- [About this exercise]: Would you reproduce each of the records below precisely, with the pictures left out?

[Dataset rows describing interfaces]
--- START ---

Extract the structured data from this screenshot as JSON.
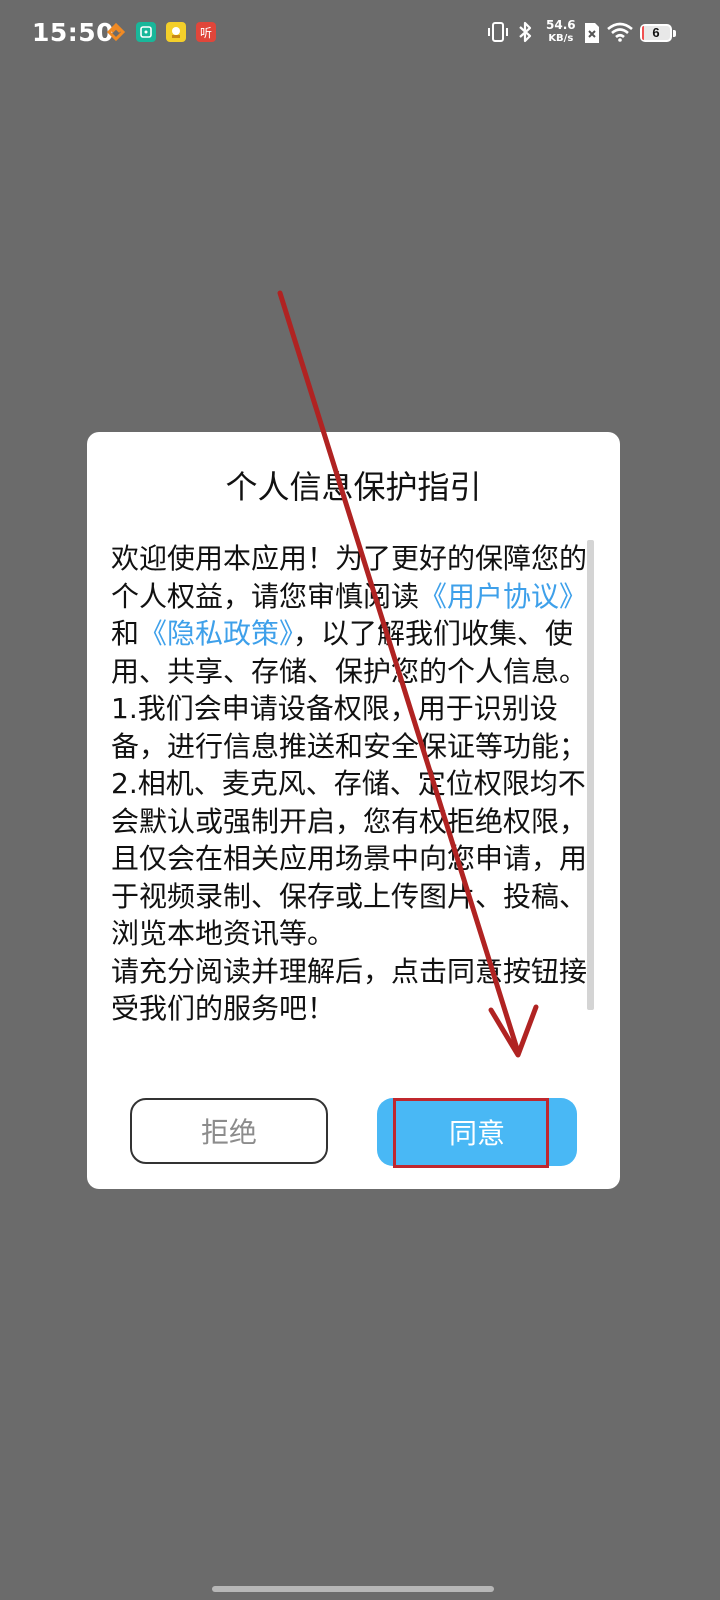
{
  "status_bar": {
    "time": "15:50",
    "net_speed_value": "54.6",
    "net_speed_unit": "KB/s",
    "battery_level": "6",
    "battery_fraction": 0.06
  },
  "notification_icons": [
    "taobao-icon",
    "mi-home-icon",
    "app-icon",
    "listen-icon"
  ],
  "notification_icon_labels": {
    "listen": "听"
  },
  "dialog": {
    "title": "个人信息保护指引",
    "body_intro": "欢迎使用本应用！为了更好的保障您的个人权益，请您审慎阅读",
    "user_agreement_link": "《用户协议》",
    "conjunction": "和",
    "privacy_policy_link": "《隐私政策》",
    "body_after_links": "，以了解我们收集、使用、共享、存储、保护您的个人信息。",
    "item_1": "1.我们会申请设备权限，用于识别设备，进行信息推送和安全保证等功能；",
    "item_2": "2.相机、麦克风、存储、定位权限均不会默认或强制开启，您有权拒绝权限，且仅会在相关应用场景中向您申请，用于视频录制、保存或上传图片、投稿、浏览本地资讯等。",
    "closing": "请充分阅读并理解后，点击同意按钮接受我们的服务吧！",
    "reject_label": "拒绝",
    "agree_label": "同意"
  },
  "colors": {
    "backdrop": "#6b6b6b",
    "link": "#3ea0ea",
    "agree_button": "#49b8f5",
    "annotation": "#c0272d"
  }
}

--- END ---

- [Completed exercise]:
Extract the structured data from this screenshot as JSON.
{
  "status_bar": {
    "time": "15:50",
    "net_speed_value": "54.6",
    "net_speed_unit": "KB/s",
    "battery_level": "6",
    "battery_fraction": 0.06
  },
  "notification_icons": [
    "taobao-icon",
    "mi-home-icon",
    "app-icon",
    "listen-icon"
  ],
  "notification_icon_labels": {
    "listen": "听"
  },
  "dialog": {
    "title": "个人信息保护指引",
    "body_intro": "欢迎使用本应用！为了更好的保障您的个人权益，请您审慎阅读",
    "user_agreement_link": "《用户协议》",
    "conjunction": "和",
    "privacy_policy_link": "《隐私政策》",
    "body_after_links": "，以了解我们收集、使用、共享、存储、保护您的个人信息。",
    "item_1": "1.我们会申请设备权限，用于识别设备，进行信息推送和安全保证等功能；",
    "item_2": "2.相机、麦克风、存储、定位权限均不会默认或强制开启，您有权拒绝权限，且仅会在相关应用场景中向您申请，用于视频录制、保存或上传图片、投稿、浏览本地资讯等。",
    "closing": "请充分阅读并理解后，点击同意按钮接受我们的服务吧！",
    "reject_label": "拒绝",
    "agree_label": "同意"
  },
  "colors": {
    "backdrop": "#6b6b6b",
    "link": "#3ea0ea",
    "agree_button": "#49b8f5",
    "annotation": "#c0272d"
  }
}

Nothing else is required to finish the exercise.